Flying in the face of the local merlot mania, Channing Daughters Winery, in Bridgehampton, specializes in white varietals and white blends, which are garnering good press and finding space on Manhattan wine lists. "We believe Long Island is a white wine region," says winemaker Christoper Tracy, another California transplant. "We also believe in blending, because we think we can make more complex wines." The blends are partly inspired by the whites of Italy's Friuli region, the climate of which Tracy finds similar to the East End's. My favorite is the Mosaico, an exotically aromatic, viscous, and complex blend of pinot grigio, chardonnay, sauvignon blanc, Tocai Friulano, gewürztraminer, and muscat. Tracy also bottles single-varietal examples of Tocai Friulano and pinot grigio, both of which may be the best new-world examples I've encountered, and they're both great with the local littleneck clams. He also produces three excellent rosés, which cost about a third of the Domaines Ott rosé, the fashionable quaff here in the Hamptons.
If Channing Daughters' Mudd Vineyard Sauvignon Blanc is any indication, that varietal would seem to have great potential on the East End. In fact, the most impressive white wine I've tasted in months is Paumanok Vineyard's botrytised, late-harvest 2005 sauvignon blanc, an exquisite nectar that resembles a German eiswein.

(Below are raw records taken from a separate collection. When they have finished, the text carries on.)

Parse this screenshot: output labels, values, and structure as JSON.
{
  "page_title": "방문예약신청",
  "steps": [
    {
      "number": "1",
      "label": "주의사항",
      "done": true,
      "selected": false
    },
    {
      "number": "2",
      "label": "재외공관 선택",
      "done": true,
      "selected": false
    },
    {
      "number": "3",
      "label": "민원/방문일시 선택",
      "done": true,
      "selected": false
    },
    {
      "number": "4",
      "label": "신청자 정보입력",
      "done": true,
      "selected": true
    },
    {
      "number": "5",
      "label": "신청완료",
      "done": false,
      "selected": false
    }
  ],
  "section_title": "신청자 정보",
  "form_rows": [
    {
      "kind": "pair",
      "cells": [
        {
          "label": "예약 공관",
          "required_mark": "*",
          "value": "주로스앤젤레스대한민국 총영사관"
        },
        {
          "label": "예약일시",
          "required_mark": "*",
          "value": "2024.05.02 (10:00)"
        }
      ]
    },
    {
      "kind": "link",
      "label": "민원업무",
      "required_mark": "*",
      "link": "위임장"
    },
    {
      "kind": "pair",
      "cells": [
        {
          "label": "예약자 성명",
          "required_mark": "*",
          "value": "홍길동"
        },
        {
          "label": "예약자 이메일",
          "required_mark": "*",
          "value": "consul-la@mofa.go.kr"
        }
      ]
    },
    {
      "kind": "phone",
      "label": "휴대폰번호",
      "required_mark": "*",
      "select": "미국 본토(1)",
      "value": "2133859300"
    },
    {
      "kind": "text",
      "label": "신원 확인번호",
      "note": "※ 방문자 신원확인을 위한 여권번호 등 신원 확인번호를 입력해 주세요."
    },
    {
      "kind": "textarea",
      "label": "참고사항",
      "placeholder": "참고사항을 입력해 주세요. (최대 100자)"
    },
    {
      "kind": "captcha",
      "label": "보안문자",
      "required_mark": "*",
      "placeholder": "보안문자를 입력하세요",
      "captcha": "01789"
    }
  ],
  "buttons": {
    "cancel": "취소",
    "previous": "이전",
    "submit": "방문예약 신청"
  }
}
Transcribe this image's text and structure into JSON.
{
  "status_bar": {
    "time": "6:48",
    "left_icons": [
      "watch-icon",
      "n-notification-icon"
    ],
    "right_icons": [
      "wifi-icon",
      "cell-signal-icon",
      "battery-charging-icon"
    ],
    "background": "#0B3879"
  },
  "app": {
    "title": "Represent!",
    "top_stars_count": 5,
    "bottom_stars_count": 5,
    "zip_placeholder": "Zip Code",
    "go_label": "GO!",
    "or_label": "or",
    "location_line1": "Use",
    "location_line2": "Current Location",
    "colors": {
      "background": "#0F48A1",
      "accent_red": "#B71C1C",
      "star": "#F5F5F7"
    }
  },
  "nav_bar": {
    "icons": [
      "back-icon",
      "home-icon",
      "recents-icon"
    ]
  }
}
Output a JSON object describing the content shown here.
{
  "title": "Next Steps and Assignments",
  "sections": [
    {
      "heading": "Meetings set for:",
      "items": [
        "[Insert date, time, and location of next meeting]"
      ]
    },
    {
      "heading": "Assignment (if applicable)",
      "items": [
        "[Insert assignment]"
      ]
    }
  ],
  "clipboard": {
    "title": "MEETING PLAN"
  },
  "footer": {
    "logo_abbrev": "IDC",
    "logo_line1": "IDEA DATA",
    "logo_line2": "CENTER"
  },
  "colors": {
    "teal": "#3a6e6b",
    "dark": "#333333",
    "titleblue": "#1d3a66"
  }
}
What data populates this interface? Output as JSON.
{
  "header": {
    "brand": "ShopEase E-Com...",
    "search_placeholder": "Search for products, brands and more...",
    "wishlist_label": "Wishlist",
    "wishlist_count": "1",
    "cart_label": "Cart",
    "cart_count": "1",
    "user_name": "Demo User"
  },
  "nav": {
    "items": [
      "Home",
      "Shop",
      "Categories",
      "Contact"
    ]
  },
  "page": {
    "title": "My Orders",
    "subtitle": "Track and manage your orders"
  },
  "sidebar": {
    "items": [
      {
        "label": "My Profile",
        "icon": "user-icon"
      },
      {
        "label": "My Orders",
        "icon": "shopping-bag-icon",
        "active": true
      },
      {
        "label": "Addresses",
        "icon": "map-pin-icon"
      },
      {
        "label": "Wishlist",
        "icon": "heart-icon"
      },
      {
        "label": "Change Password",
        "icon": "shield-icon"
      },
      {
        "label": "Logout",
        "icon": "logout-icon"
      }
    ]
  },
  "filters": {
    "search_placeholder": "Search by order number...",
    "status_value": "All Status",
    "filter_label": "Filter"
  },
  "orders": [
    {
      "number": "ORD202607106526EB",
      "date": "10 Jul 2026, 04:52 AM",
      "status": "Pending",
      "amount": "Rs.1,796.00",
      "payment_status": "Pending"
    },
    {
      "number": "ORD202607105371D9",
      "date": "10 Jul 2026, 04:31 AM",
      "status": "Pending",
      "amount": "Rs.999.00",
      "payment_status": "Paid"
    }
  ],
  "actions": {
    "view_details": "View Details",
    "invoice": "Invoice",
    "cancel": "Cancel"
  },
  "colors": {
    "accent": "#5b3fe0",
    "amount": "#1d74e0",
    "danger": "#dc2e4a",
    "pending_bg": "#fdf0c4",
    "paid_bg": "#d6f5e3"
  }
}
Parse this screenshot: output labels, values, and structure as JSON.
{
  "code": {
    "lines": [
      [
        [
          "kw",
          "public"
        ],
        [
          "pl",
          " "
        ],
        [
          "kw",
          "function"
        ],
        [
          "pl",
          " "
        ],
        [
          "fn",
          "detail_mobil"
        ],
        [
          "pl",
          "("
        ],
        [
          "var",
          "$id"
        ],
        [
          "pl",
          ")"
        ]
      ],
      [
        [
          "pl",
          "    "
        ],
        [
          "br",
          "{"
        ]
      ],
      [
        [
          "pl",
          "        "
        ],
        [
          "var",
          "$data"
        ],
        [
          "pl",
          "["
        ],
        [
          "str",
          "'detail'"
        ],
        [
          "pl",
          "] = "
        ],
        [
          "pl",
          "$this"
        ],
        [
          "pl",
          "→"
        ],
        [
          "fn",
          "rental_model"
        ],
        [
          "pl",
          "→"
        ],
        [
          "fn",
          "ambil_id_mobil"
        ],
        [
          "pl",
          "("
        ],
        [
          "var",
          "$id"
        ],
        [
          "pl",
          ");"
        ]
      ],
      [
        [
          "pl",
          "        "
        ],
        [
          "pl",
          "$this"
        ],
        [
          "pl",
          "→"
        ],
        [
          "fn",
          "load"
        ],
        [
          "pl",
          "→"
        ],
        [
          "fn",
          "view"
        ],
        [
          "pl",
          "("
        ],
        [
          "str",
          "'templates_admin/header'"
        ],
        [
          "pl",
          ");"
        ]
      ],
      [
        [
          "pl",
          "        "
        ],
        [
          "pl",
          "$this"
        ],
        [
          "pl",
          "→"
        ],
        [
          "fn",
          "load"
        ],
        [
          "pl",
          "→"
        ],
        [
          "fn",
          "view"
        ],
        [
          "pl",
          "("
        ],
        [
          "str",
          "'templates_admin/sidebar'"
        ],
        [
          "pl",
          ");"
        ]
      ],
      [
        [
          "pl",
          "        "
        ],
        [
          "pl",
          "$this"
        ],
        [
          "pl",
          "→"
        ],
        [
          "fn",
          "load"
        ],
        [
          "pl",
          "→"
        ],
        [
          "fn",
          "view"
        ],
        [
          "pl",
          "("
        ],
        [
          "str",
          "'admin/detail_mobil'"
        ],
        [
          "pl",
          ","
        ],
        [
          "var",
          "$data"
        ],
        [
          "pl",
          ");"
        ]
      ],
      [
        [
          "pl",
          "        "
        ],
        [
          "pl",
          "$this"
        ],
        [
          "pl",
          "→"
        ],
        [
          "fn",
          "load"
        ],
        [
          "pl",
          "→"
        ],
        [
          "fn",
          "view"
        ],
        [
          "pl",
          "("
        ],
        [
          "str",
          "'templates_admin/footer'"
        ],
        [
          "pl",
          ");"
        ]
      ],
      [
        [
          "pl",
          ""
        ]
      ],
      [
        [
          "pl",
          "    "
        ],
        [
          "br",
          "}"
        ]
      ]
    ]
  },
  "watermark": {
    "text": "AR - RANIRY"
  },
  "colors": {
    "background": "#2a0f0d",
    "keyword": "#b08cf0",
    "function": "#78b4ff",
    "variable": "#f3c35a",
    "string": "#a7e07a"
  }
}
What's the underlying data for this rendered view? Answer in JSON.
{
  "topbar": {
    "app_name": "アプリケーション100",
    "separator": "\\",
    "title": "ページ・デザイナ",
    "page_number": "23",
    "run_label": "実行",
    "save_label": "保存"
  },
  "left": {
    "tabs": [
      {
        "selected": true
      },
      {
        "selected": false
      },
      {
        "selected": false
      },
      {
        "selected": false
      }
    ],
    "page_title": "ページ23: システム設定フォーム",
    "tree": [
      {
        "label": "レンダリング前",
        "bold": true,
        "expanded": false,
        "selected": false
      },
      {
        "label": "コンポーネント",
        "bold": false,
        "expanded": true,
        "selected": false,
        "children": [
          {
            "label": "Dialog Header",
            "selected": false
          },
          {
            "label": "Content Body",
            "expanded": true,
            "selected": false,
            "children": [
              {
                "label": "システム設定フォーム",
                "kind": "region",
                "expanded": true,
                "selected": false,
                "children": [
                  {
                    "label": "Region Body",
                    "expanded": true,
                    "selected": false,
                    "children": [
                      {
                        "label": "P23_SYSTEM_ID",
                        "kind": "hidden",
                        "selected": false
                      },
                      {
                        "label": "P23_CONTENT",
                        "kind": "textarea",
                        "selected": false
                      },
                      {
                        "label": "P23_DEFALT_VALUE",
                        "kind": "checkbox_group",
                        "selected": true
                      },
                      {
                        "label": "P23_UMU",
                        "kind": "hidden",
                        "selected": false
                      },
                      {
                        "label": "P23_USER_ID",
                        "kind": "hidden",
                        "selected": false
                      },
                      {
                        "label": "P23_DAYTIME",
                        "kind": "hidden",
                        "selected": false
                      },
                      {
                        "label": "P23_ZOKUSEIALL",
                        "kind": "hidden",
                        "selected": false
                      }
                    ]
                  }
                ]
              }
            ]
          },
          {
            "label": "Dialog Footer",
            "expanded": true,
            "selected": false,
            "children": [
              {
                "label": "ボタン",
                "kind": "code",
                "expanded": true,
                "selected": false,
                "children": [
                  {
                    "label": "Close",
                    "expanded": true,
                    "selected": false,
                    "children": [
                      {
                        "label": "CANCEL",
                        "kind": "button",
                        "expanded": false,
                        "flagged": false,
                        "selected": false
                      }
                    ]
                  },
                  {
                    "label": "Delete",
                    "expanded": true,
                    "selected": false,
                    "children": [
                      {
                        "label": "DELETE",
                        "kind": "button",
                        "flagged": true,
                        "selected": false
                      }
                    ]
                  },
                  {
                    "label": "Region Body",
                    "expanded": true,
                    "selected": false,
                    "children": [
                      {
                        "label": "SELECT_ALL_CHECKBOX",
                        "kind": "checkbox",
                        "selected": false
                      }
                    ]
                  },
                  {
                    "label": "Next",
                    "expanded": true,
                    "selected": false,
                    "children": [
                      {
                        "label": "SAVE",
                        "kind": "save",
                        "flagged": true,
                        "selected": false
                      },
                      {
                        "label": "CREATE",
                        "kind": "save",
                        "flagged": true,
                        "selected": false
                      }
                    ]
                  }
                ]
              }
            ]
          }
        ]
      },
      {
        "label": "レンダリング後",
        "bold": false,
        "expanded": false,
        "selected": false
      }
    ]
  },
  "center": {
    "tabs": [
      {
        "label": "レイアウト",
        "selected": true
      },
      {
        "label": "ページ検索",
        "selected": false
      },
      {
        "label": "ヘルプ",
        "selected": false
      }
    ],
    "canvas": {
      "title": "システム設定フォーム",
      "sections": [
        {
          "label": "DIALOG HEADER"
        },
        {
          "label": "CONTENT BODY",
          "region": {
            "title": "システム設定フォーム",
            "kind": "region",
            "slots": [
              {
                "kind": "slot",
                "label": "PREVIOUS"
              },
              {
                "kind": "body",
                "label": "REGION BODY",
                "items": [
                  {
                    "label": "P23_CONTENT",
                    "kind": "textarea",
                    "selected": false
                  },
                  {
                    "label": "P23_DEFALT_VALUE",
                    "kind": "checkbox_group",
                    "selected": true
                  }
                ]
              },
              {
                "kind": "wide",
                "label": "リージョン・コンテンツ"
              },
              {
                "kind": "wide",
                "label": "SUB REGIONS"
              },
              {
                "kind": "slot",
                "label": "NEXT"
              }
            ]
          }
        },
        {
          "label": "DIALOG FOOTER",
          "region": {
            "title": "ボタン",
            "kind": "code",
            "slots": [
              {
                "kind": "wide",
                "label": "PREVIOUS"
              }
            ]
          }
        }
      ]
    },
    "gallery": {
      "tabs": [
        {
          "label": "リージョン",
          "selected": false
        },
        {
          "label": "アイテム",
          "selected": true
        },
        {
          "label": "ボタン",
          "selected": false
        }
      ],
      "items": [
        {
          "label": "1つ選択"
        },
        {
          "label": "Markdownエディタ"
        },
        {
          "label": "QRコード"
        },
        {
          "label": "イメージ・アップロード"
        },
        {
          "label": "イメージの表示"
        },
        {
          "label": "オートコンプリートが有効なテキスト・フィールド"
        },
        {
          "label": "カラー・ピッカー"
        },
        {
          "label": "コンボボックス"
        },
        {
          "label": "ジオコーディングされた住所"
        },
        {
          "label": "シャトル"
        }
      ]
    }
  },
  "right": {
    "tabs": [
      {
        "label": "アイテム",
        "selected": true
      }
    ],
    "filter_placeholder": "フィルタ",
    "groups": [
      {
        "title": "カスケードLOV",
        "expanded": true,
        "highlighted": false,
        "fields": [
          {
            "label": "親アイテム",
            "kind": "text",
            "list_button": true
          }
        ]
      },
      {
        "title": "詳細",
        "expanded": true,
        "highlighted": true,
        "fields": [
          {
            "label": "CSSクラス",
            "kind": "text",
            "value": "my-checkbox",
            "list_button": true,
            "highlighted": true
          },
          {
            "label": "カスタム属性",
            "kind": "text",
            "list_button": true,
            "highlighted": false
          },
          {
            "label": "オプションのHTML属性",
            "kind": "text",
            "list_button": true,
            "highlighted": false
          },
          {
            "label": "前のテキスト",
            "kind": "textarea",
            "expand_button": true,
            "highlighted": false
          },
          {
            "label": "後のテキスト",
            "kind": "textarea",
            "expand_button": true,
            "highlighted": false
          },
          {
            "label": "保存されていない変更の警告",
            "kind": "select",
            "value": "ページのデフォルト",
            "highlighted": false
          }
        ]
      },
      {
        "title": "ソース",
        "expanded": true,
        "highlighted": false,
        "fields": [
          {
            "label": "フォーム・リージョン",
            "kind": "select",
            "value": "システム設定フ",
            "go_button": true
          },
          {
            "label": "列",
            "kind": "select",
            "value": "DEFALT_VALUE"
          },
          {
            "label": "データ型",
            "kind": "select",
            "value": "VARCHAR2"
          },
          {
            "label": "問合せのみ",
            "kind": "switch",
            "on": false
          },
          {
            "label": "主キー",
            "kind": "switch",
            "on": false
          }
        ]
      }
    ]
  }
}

Like several East End wineries, Channing Daughters also produces chardonnays in two styles, one lean and racy (Scuttlehole) and the other (L'Enfant Sauvage) fat and buttery—what I call lobster chardonnay. Despite the abundance of lobsters out here, I think the unoaked style is best suited to the climate. Long Island will never be able to compete with Napa and Sonoma in the Pamela Anderson School of Chardonnay. But as Long Island winemakers hone their craft, they are offering an increasingly attractive and sophisticated set of alternatives to the muscle-bound cabs and buxom chards of the West.